“Fugitive Love,” produced by GFTV Tisch School of the Arts, New York U. Executive producer, Peter Himmelstein; writer-director-editor, Tamara Jenkins; camera, Gabor Szitanyi; art direction, Susan Block, Bob Armstrong; sound, GLC Prods.
“Sour Death Balls,” produced by Age 3 and Over Films. Director-writer-editor, Jessica Yu; camera, Pam Tom.
Cast: Teacher Betty’s class at the Neighborhood Nursery School; David Battle, Anna Chi, Suzanne D’Mello, John Enbom, Tim Gallaher, Amy Gordon, George Hickenlooper, Matthew Greenberg, Vincent Jordan, Luis (Bad Influence) Li, Chien-Ei Yu, Marty Yu.
“Angry,” produced by Good Machine. Producers, Ted Hope & James Schamus; director-writer, Nicole Holofcener; camera, Mike Spiller; editor, Robin Klein; production designer, Stephanie Carroll.
Cast: Nicole Holofcener, Lynn Cohen, Sylvia Shapiro, Stephanie Venditto, John Nathan, Ray Kanner, Nitza Wilson, Kate Lear, Virginia Travers, N.S. Fenig, Barbara Fenig, Jojo Samuels.
“Television: The Drug of the Nation,” produced by Island Records. Producer, Carine Rubin; director, Mark Pellington; script, Michael Franti; editor, Bob Perdue.
Cast: The Disposable Heroes of Hiphoprisy (Michael Franti, Rono Tse).
PBS summer series “Alive TV” opens its ninth season with a quickly paced half-hour of short films, most of which suggest that the future of the industry is in relatively good hands: Imagination and craftsmanship abound, though storytelling skills fall a bit short in spots.
Films range in aim and content from a semianimated musicvideo for rap group Disposable Heroes of Hiphoprisy to the carefully plotted “Fugitive Love,” which at 13 minutes almost qualifies as a feature in this context.
“Sour Death Balls” is simplest, with one-shots of people seen sucking on what is evidently a very unsavory candy; the anguished expressions of adults and children as they try to play along with the joke was enough to win director Jessica Yu the Live Short Award at this year’s Santa Barbara Film Festival.

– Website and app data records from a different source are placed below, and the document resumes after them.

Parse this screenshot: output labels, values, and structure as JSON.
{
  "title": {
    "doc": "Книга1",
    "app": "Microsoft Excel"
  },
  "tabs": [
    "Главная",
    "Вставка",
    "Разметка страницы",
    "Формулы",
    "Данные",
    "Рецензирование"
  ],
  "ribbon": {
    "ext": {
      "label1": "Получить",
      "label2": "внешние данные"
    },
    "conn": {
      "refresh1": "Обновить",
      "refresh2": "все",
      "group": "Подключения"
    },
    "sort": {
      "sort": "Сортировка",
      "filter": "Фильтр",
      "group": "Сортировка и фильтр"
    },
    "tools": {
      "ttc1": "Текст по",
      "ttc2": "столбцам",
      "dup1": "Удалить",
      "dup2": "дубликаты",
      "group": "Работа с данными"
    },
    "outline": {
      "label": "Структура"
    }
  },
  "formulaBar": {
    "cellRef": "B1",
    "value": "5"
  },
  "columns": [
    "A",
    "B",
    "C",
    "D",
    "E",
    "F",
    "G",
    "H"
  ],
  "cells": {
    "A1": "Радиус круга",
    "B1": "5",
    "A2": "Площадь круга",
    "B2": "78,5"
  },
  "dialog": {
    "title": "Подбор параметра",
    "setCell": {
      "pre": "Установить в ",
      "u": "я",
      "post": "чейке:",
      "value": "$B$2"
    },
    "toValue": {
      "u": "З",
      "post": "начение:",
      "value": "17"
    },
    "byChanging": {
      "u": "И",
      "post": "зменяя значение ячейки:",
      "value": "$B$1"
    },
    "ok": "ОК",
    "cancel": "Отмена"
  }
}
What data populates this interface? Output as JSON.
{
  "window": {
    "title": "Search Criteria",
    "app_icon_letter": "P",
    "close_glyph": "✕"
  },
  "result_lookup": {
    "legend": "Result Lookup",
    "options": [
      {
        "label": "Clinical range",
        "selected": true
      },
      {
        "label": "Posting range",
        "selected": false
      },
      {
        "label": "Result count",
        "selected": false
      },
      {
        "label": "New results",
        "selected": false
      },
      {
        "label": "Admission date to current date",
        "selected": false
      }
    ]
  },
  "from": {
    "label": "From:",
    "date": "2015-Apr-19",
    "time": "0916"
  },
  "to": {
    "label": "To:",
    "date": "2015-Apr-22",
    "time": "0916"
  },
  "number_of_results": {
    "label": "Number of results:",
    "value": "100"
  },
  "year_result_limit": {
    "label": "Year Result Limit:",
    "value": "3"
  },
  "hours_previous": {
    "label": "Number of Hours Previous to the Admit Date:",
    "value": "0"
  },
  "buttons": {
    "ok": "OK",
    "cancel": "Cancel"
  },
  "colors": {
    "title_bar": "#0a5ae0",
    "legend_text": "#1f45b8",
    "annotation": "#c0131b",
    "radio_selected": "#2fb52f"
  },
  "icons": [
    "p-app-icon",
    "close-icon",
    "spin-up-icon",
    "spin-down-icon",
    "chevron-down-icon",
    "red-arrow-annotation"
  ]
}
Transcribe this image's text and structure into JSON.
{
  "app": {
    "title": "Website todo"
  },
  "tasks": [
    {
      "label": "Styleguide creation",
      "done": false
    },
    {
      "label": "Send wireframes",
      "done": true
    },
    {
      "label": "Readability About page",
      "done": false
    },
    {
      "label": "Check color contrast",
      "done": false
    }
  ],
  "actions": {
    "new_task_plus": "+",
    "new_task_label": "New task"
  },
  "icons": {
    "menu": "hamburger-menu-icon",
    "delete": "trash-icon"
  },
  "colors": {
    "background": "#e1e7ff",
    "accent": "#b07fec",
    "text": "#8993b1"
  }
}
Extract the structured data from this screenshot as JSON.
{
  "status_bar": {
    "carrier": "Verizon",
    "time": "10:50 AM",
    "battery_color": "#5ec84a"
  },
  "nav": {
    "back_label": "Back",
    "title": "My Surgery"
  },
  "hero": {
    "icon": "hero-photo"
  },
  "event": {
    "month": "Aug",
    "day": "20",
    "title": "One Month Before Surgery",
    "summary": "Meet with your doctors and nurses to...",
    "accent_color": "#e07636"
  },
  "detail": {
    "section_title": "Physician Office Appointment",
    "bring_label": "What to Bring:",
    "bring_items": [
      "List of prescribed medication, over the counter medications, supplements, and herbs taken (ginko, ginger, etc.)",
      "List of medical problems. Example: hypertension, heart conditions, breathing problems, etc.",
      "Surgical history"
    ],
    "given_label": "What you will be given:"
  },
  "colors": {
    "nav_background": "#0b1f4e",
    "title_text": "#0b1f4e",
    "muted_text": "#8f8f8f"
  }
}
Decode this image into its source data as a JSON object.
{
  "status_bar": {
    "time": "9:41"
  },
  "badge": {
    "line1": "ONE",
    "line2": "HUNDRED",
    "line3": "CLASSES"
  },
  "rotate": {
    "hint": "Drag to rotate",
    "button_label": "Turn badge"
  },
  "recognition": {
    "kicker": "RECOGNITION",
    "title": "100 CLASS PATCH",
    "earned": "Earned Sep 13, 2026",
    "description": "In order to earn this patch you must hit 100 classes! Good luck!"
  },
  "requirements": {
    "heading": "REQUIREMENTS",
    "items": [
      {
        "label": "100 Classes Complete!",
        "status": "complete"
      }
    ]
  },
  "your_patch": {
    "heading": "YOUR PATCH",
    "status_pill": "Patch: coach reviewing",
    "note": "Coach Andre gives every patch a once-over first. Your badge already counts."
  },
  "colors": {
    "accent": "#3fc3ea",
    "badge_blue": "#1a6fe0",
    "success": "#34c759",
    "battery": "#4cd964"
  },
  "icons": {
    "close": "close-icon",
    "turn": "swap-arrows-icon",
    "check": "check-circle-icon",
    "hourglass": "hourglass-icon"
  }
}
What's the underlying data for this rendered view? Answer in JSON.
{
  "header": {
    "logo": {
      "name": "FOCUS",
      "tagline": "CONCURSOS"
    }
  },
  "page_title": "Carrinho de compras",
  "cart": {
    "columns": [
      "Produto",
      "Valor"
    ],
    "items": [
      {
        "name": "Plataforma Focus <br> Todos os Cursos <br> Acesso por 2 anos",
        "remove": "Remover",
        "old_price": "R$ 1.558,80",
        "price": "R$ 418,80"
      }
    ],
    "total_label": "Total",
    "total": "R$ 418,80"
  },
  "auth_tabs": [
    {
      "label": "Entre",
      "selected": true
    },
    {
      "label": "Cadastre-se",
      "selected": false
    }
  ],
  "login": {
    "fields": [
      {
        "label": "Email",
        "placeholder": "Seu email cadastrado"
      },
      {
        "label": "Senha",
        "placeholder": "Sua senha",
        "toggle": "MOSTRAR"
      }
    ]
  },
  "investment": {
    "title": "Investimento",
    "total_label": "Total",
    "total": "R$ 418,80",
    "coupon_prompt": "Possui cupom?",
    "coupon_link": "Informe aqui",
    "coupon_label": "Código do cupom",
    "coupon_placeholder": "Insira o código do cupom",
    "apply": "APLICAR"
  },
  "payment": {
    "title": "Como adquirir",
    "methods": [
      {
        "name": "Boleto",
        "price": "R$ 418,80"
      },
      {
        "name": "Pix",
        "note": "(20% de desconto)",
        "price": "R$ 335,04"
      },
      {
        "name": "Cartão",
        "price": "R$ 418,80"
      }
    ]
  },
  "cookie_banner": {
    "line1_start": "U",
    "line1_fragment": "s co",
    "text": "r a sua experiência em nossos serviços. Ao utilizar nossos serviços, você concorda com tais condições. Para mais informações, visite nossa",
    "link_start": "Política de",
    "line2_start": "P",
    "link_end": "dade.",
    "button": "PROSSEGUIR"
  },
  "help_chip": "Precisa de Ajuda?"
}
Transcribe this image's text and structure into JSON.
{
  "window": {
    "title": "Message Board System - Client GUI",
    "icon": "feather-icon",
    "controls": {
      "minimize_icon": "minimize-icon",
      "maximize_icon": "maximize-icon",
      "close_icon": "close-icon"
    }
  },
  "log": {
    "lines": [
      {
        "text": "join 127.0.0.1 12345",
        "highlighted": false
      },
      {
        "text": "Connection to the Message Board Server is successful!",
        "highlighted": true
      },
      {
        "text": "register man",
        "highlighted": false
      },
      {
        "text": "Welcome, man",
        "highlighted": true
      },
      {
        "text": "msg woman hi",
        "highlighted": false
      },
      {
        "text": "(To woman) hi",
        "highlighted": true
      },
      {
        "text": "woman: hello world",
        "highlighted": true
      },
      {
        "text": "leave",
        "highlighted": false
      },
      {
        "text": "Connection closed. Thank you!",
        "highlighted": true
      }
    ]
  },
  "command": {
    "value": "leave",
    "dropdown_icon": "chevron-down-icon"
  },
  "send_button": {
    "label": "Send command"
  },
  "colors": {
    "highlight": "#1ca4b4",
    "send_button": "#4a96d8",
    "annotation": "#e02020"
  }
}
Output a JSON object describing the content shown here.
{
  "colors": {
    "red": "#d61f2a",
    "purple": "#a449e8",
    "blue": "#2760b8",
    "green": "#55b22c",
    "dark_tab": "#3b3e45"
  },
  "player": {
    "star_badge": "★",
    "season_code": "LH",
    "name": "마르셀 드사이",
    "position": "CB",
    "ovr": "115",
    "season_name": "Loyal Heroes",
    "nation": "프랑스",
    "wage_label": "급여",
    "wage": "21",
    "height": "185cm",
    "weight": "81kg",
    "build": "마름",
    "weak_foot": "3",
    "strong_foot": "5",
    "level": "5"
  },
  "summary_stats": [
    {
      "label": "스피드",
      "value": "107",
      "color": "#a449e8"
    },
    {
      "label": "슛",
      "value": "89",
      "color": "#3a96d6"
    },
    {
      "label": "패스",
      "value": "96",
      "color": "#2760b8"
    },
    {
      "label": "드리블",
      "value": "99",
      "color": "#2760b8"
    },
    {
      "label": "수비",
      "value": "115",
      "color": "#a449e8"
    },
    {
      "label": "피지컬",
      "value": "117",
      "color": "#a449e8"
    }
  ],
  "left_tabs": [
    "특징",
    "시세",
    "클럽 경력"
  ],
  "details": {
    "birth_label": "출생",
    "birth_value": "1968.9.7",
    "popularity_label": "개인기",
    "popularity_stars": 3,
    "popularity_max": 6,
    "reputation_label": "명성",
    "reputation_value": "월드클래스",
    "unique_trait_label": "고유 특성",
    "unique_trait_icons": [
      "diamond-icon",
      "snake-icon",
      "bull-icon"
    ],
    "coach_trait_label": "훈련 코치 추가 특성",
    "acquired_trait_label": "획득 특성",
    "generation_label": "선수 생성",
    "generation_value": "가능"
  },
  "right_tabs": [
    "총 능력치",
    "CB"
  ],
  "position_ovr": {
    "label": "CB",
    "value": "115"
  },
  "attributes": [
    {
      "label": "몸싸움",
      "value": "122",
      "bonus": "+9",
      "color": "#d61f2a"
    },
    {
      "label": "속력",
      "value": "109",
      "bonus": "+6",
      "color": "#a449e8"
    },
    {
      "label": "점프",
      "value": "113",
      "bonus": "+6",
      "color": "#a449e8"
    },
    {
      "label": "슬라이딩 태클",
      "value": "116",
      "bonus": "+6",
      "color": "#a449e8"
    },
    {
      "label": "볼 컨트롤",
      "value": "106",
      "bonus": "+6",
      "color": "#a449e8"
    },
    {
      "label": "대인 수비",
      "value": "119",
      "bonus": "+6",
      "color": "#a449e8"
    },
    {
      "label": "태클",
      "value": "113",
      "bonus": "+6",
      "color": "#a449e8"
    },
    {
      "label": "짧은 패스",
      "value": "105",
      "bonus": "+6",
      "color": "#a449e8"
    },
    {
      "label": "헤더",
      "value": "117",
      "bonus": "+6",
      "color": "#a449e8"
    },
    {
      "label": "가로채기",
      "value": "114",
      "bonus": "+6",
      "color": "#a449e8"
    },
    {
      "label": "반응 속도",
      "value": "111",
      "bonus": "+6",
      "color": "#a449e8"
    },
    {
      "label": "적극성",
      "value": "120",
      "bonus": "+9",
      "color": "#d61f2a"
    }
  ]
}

Nicole Holofcener’s “Angry” may be the funniest, starring the director as a young woman trying to escape mom’s (Lynn Cohen) apron strings. Ending has a bit of a shaggy-dog aspect, but it’s an ending.
In “Fugitive Love,” a most ambitious film, Jane (Stephanie Silverman) returns home after a soured romance; her mother (Peggy Cowles), aunt (Jacqueline DeCosmo) and grandmother (Hope Sacharoff) smother her with advice.
Writer-director Tamara Jenkins — who submitted this as her thesis film at NYU Film School — scores humor points here; also impressive is the evocative art direction by Susan Block and Bob Armstrong.
“Television: The Drug of the Nation,” a fairly conventional musicvideo consisting of montaged still and video images, may have been chosen on the basis of itstheme: the numbing effect of the media on impressionable minds. Piece works, but wouldn’t stand out on “Yo! MTV Raps.”